Analysis shows that black women are still under-represented in IT, making up just under one percent of all IT workers. As a whole, according to 2020 Office for National Statistics figures, black people working in IT made up only 1.9% of the total IT UK specialist workforce.
The theme of Black History Month 2021 is 'Proud to be'. We spoke to two black women in tech about their careers.
Nicola Martin has over 20 years in tech and this year appeared in two of Computer Weekly's prestigious Most Influential Women in UK Tech 2021 lists. She was in the Top Ten Rising Stars list and made the long list as one of Computer Weekly's Top 50 Most Influential Women in UK Tech.
Nicola is passionate about increasing diversity and inclusion in software engineering. She is a committee team member for BCSWomen and the Special Interest Group in Software Testing (SIGiST). Nicola also mentors for the BCS and AFBE-UK. She is Head of Education and Mentorship for Women in Tech Global® UK.
For Black History Month 2021 she told Claire Penketh about her reaction to its theme of 'Proud to be'.
'I'm proud to be a black woman in the tech space, and that what I have to say about my work and diversity is now being heard. When I found out I was in Computer Weekly's Top Ten Rising Stars, I thought it was odd because I've been doing this for so long! But it's not always an award for people at the start of their careers. I've had to explain to friends and colleagues the award means the work I've done in this space is being finally recognised.
'Over the years, I've done a lot to help diversity, and specifically women in tech. But I never imagined I would be nominated for anything like this, and I never thought it would happen. It's pretty mind-blowing, and I've had loads of people congratulate me, which has been amazing.
'When I started in the industry, I realised how lonely it was to be a black person, especially as a woman. I might see other black people, but it was rare. At first, I just accepted it, thinking that was just how the IT industry was, but as time went on, I realised that it wasn't right and began to speak up. It makes me so happy to see groups working in this space that support and elevate Black and Minority ethnic women.
'Diversity is essential in tech because if you don't have diverse teams behind the products, you can't possibly meet the needs of your diverse customers.
'More has to be done to encourage more diversity and retain existing staff. If you can't get the numbers up, then that is a problem that needs addressing.
Learning from others
'One of the things I love is mentoring. I love both sharing my knowledge and learning from the people I'm mentoring.
'Unlike some stories I've heard as a mentor, I wouldn't say that my tech career has been problematic. I've been lucky, and my journey has been relatively easy. I've worked on some fantastic and challenging high-profile projects for the government, banking, education, and media.
Be part of something bigger, join the Chartered Institute for IT.
'I'm used to working in groups where I might be the only woman. I did a lot of contracting, and it gave me an extra layer of strength. However, I could have probably done more with my career earlier if I'd been in more permanent roles, but I believe I'm making up for it now.
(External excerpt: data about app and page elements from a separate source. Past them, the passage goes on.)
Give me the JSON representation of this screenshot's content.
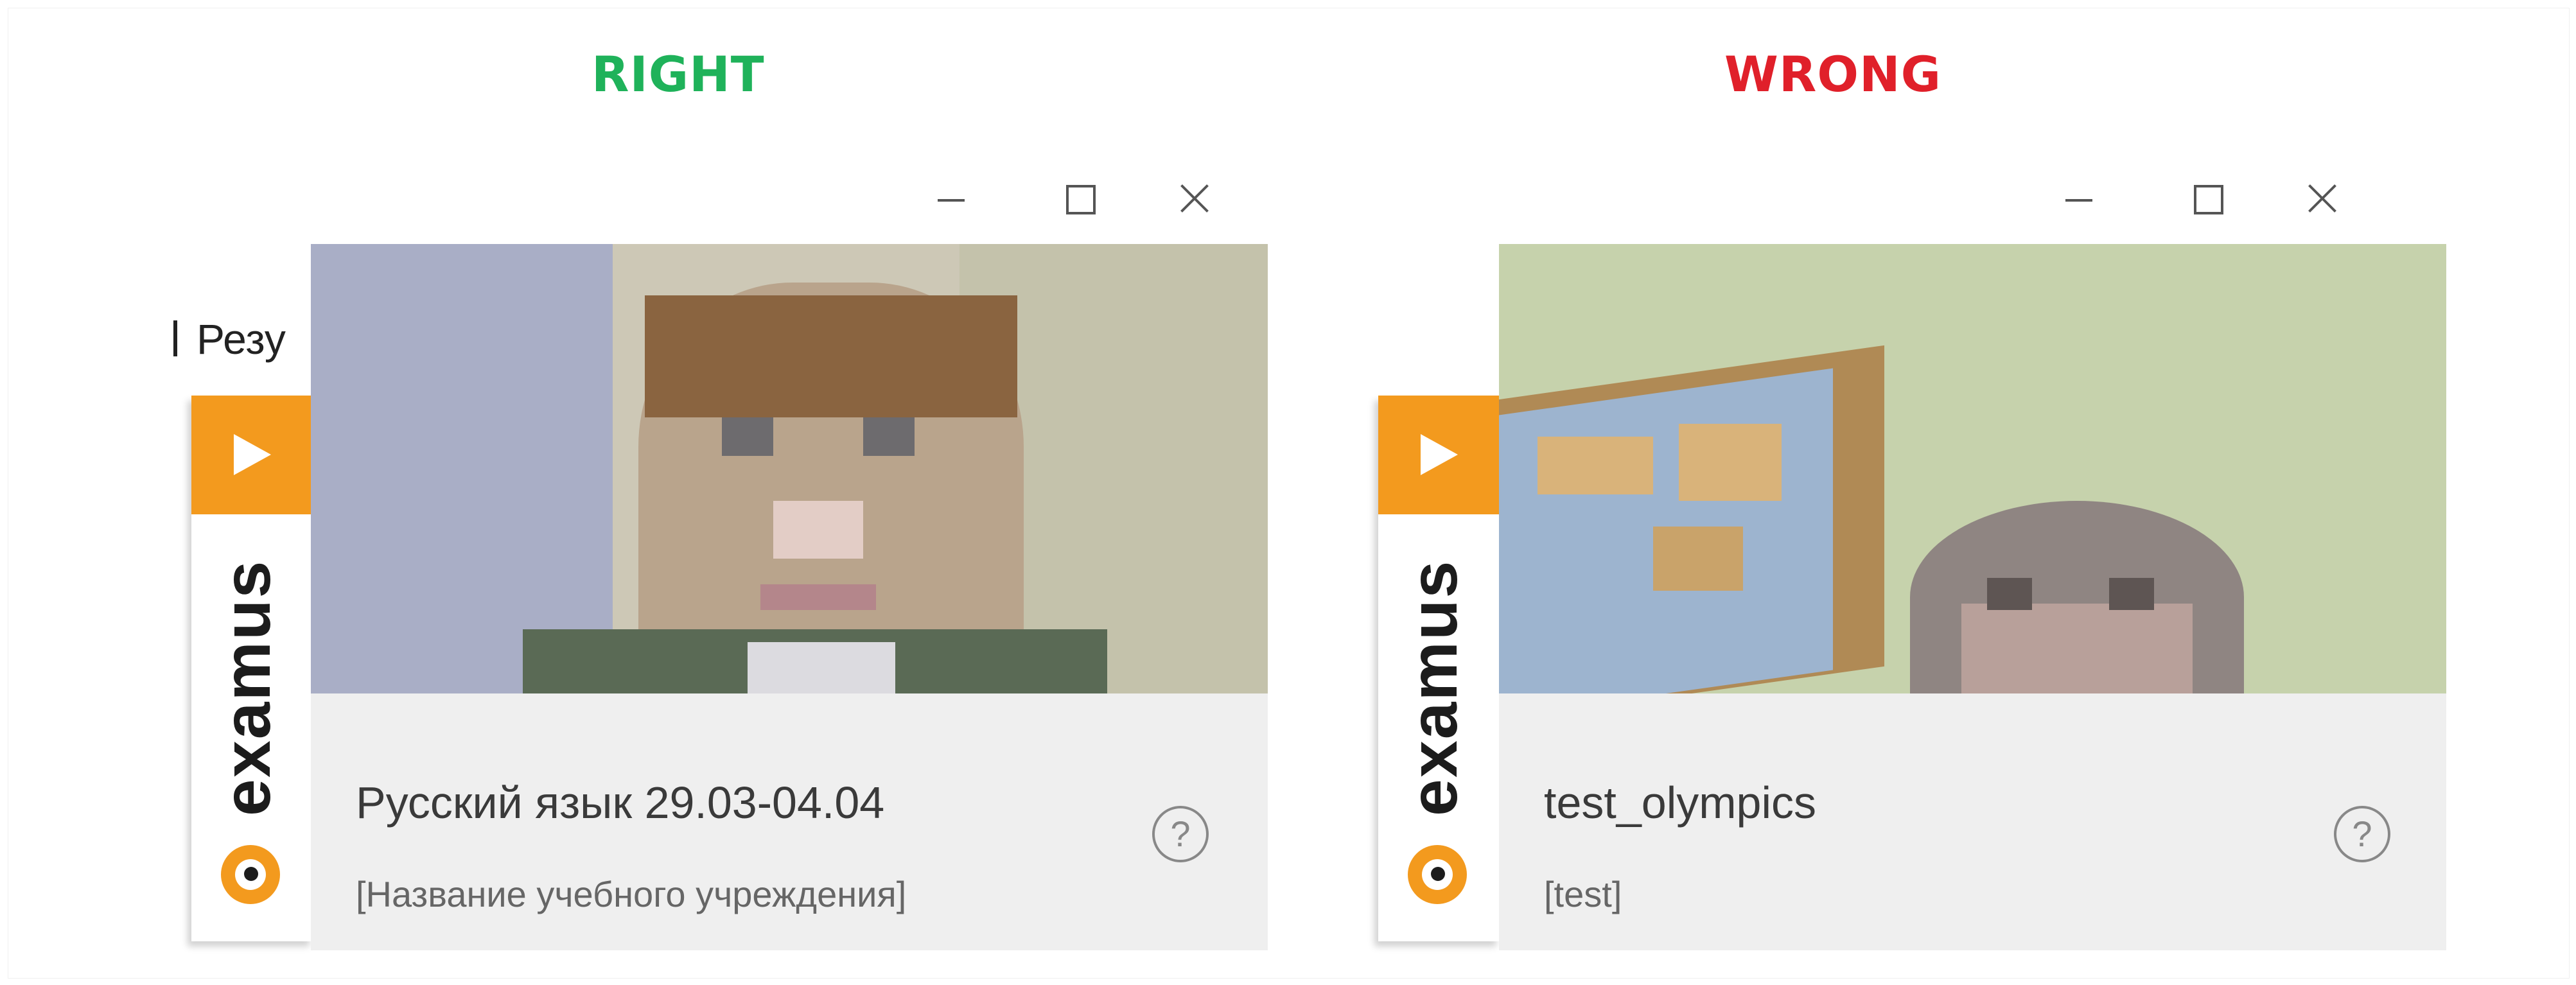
{
  "captions": {
    "right": "RIGHT",
    "wrong": "WRONG"
  },
  "colors": {
    "right": "#1fb25a",
    "wrong": "#e0202a",
    "brand_orange": "#f39a1e",
    "info_bg": "#efefef"
  },
  "window_controls": {
    "minimize_icon": "minimize-icon",
    "maximize_icon": "maximize-icon",
    "close_icon": "close-icon"
  },
  "panels": [
    {
      "behind_text": "Резу",
      "brand": "examus",
      "exam_title": "Русский язык 29.03-04.04",
      "institution": "[Название учебного учреждения]",
      "help_glyph": "?"
    },
    {
      "brand": "examus",
      "exam_title": "test_olympics",
      "institution": "[test]",
      "help_glyph": "?"
    }
  ]
}
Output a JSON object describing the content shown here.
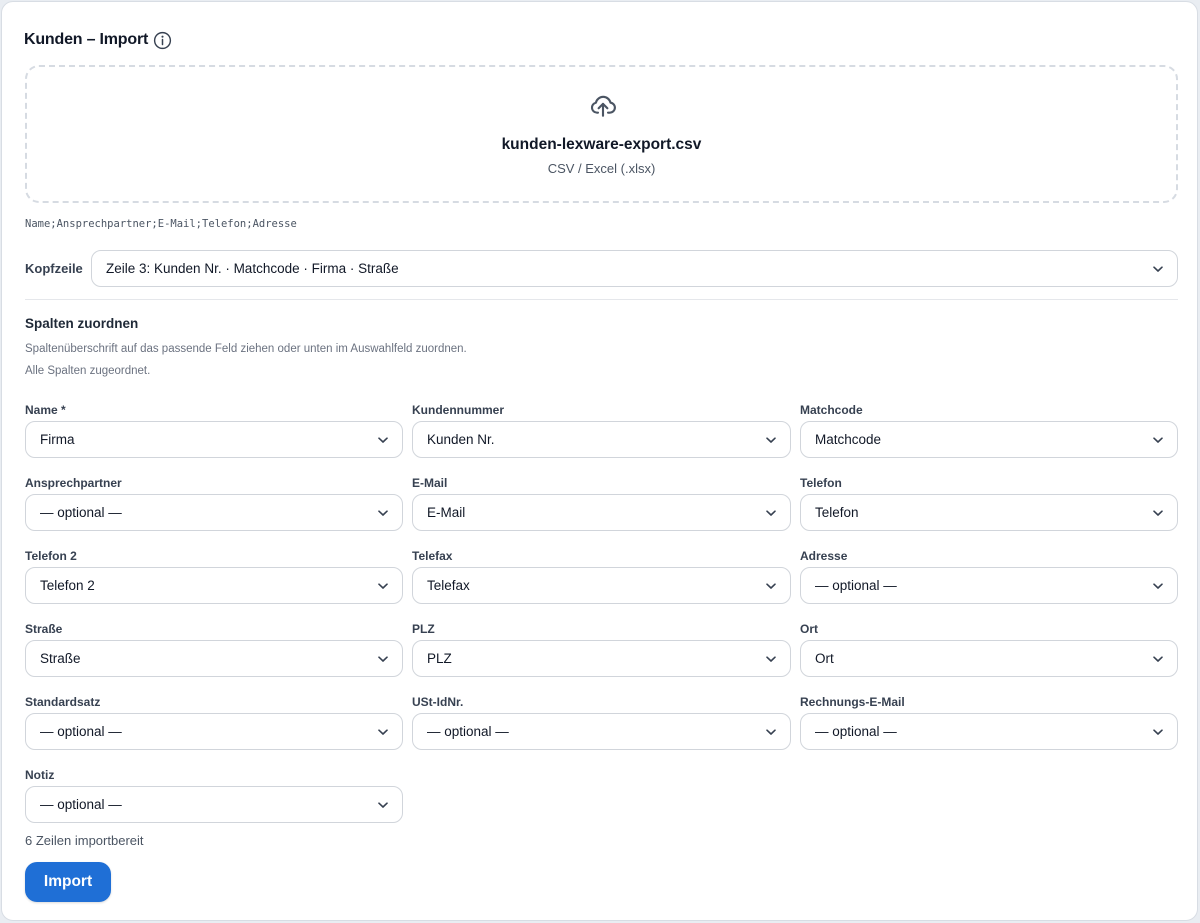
{
  "header": {
    "title": "Kunden – Import"
  },
  "upload": {
    "filename": "kunden-lexware-export.csv",
    "hint": "CSV / Excel (.xlsx)"
  },
  "preview_line": "Name;Ansprechpartner;E-Mail;Telefon;Adresse",
  "header_row": {
    "label": "Kopfzeile",
    "value": "Zeile 3: Kunden Nr. · Matchcode · Firma · Straße"
  },
  "mapping": {
    "title": "Spalten zuordnen",
    "description": "Spaltenüberschrift auf das passende Feld ziehen oder unten im Auswahlfeld zuordnen.",
    "status": "Alle Spalten zugeordnet.",
    "fields": [
      {
        "label": "Name *",
        "value": "Firma"
      },
      {
        "label": "Kundennummer",
        "value": "Kunden Nr."
      },
      {
        "label": "Matchcode",
        "value": "Matchcode"
      },
      {
        "label": "Ansprechpartner",
        "value": "— optional —"
      },
      {
        "label": "E-Mail",
        "value": "E-Mail"
      },
      {
        "label": "Telefon",
        "value": "Telefon"
      },
      {
        "label": "Telefon 2",
        "value": "Telefon 2"
      },
      {
        "label": "Telefax",
        "value": "Telefax"
      },
      {
        "label": "Adresse",
        "value": "— optional —"
      },
      {
        "label": "Straße",
        "value": "Straße"
      },
      {
        "label": "PLZ",
        "value": "PLZ"
      },
      {
        "label": "Ort",
        "value": "Ort"
      },
      {
        "label": "Standardsatz",
        "value": "— optional —"
      },
      {
        "label": "USt-IdNr.",
        "value": "— optional —"
      },
      {
        "label": "Rechnungs-E-Mail",
        "value": "— optional —"
      },
      {
        "label": "Notiz",
        "value": "— optional —"
      }
    ]
  },
  "footer": {
    "ready_text": "6 Zeilen importbereit",
    "import_label": "Import"
  },
  "colors": {
    "accent": "#1f6fd6"
  }
}
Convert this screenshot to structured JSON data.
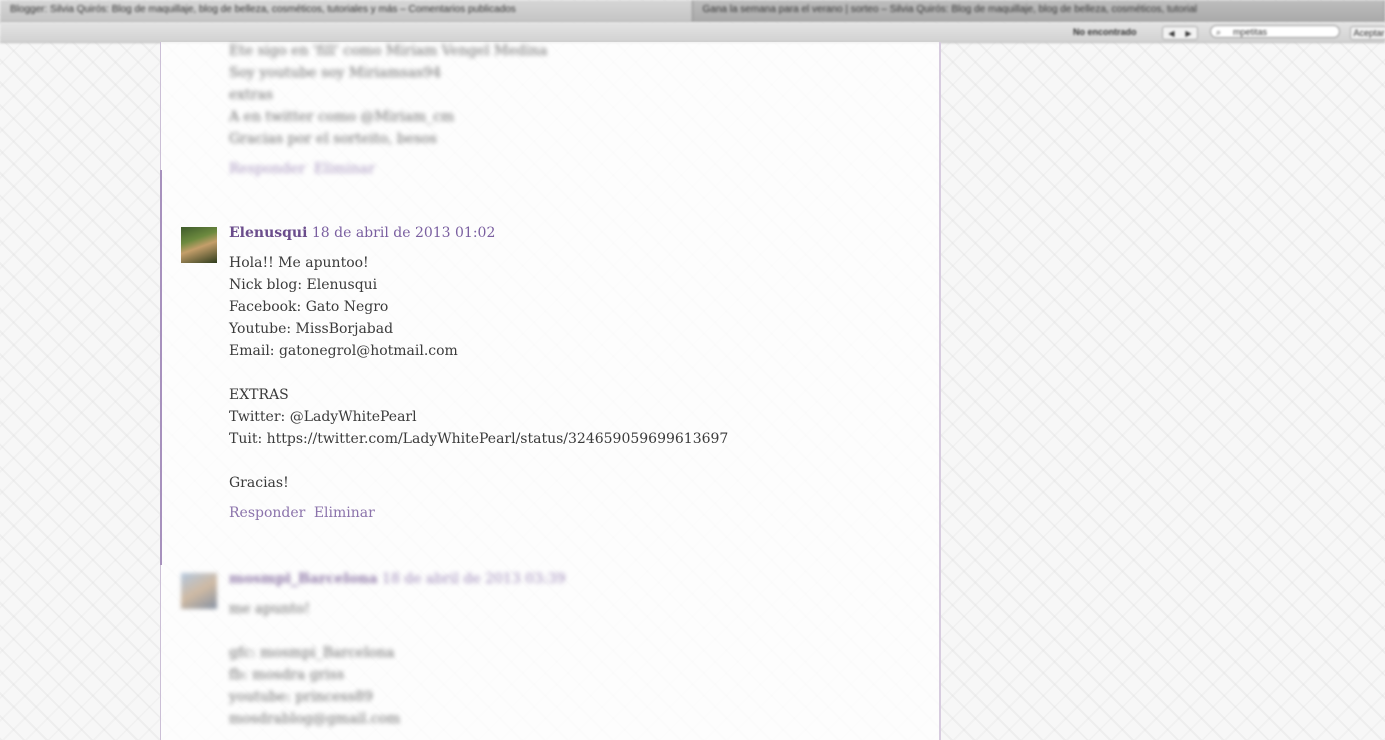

'I'm proud when people say to me that I'm now an inspiration for them. I never considered myself to be that for anyone. I wonder if I had spoken up before, then maybe my recent recognition would have happened a lot earlier.'
Coding fascinated Buki Thompson from an early age, but she didn’t study it at university, nor through a digital apprenticeship. It was through music and art that she found her way into a career in tech. She told Claire Penketh her thoughts about the theme of Black History Month 2021, ‘Proud to be’.
‘I’m proud to be a systems engineer. My route into a career in tech was not conventional, but it reflects who and what I am. I studied psychology at university, and I was an artist who was also passionate about music. I learnt coding whilst playing around with the lay-out of my Myspace site. I didn’t know I was coding, but I loved creating something from the lines of code.
‘Any idea you have in your head you can turn it into something real. For instance, think about online shopping - you want something, you press a button, and it appears at your door!
Black women in tech
‘I realised there were very few women in tech, especially black woman. I wanted others to understand the passion that I have, and for them to learn digital skills too so that they could use code to make a website or create music.
‘I set up a Hip Hop group online to help others learn coding. Usually, it’s black people who listen to hip hop. I saw this as a unique selling point, a way to reach people who weren’t the usual type you see in the industry. If you think about it, writing music is a form of code. Someone once said to me that code is like poetry, which I thought was beautiful.
Coding Black Females
‘I decided to learn coding properly and took a series of intensive courses, giving up my day job in sales. Eventually this led to my current position as an experienced systems engineer at Principle One. I’m think there is more support now, because of groups like Coding Black Females, which campaigns for more black women in tech. I have become an ambassador for CBF and I want to see more women like me in middle and senior roles in IT. What once appeared to be impossible, is becoming a reality.’